*** Begin section ***

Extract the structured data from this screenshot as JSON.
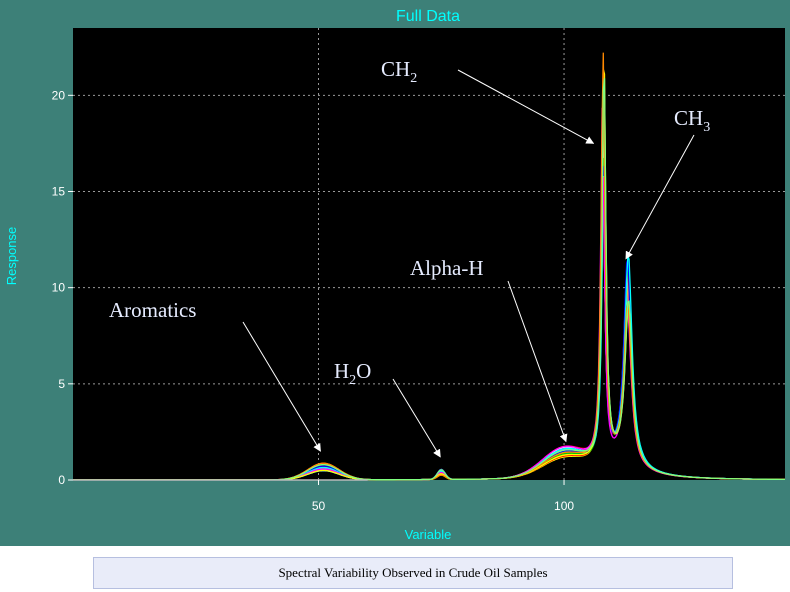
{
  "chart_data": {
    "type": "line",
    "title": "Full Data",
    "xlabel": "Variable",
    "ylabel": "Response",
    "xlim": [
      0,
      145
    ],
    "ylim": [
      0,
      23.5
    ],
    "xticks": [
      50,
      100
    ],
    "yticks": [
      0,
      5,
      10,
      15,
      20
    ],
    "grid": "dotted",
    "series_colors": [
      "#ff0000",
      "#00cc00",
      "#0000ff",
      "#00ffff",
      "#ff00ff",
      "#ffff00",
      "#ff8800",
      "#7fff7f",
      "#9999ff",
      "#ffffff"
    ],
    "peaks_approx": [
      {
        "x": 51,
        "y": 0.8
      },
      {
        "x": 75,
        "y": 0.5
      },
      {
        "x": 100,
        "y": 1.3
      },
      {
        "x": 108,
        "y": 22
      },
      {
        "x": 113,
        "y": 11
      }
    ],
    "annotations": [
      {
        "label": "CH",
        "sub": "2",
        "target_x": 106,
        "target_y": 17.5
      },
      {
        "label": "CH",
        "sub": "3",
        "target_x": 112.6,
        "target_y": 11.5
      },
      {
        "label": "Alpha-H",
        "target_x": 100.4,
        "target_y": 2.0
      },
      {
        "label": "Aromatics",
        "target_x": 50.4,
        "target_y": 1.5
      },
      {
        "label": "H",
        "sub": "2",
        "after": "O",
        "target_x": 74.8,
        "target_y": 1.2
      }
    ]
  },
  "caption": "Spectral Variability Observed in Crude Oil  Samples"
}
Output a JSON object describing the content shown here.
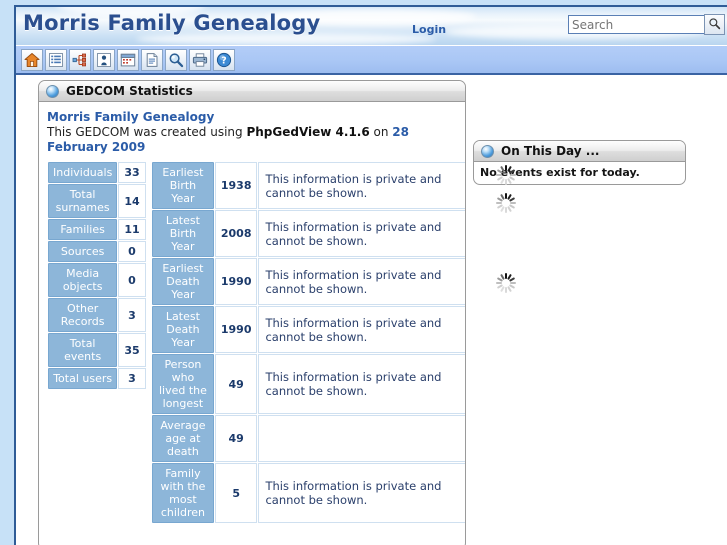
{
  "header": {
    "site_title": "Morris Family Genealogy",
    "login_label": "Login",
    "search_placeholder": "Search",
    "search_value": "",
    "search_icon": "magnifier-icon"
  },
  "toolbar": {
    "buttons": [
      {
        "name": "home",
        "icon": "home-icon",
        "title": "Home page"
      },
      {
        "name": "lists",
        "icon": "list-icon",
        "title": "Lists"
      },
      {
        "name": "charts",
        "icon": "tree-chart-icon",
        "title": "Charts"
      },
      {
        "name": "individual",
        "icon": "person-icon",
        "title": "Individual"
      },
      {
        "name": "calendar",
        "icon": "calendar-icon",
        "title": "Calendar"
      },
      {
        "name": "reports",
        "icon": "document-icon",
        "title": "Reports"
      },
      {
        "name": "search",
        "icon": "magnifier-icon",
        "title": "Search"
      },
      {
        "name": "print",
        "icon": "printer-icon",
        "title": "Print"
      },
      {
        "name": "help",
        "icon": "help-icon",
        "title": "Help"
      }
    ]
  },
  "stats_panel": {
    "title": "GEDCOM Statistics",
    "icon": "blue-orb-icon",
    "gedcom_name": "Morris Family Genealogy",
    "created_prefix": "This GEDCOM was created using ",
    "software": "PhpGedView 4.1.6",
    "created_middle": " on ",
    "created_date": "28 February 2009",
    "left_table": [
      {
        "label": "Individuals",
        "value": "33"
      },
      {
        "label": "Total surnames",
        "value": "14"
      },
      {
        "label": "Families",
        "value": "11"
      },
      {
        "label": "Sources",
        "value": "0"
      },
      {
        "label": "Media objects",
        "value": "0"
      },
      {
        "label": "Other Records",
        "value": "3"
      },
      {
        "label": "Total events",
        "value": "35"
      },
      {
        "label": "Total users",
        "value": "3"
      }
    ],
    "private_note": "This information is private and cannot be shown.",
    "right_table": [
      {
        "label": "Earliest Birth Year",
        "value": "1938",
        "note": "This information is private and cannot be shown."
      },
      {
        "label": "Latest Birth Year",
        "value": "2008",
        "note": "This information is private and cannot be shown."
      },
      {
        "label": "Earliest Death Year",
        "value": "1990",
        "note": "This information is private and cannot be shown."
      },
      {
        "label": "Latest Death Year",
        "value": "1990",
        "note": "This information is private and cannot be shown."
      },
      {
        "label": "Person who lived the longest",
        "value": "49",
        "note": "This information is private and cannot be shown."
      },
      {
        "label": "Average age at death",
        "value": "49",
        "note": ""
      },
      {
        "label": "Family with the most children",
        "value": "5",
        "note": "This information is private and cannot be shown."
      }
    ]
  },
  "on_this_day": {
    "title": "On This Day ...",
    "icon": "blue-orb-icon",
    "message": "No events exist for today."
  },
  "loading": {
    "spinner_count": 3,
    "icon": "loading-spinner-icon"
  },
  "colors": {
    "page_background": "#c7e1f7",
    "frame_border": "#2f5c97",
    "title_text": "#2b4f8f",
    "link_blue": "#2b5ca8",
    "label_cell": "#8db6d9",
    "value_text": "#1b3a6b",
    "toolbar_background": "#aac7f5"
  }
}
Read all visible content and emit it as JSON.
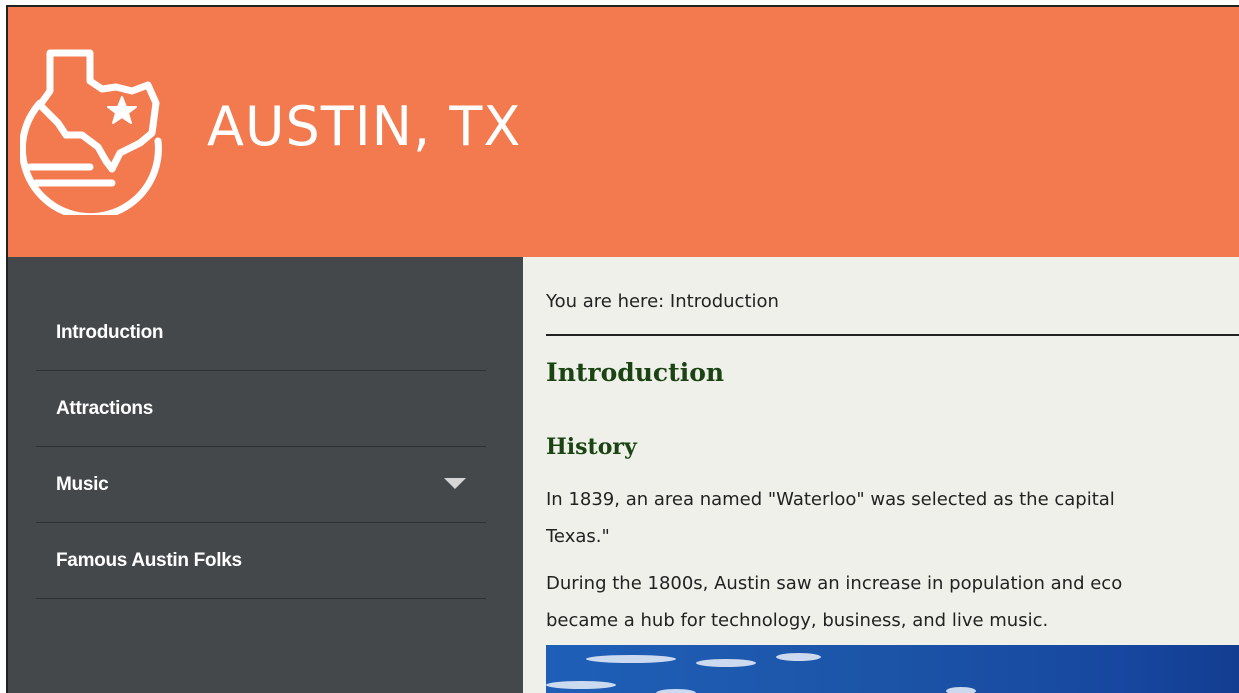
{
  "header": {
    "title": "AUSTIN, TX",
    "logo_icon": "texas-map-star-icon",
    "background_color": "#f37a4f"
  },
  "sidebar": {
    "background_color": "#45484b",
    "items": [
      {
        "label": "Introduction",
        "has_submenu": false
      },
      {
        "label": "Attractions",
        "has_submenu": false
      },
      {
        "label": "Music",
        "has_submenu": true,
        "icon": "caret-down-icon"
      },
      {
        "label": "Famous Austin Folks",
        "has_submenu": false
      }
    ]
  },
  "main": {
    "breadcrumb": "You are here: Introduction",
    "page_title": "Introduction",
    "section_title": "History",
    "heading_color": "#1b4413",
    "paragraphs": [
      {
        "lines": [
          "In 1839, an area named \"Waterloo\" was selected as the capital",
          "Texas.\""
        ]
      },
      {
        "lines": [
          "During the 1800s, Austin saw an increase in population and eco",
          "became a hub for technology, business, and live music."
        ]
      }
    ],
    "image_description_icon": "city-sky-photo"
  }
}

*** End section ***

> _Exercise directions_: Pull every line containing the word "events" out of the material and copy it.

> _The completed task_:
        "label": "Total events",
    "message": "No events exist for today."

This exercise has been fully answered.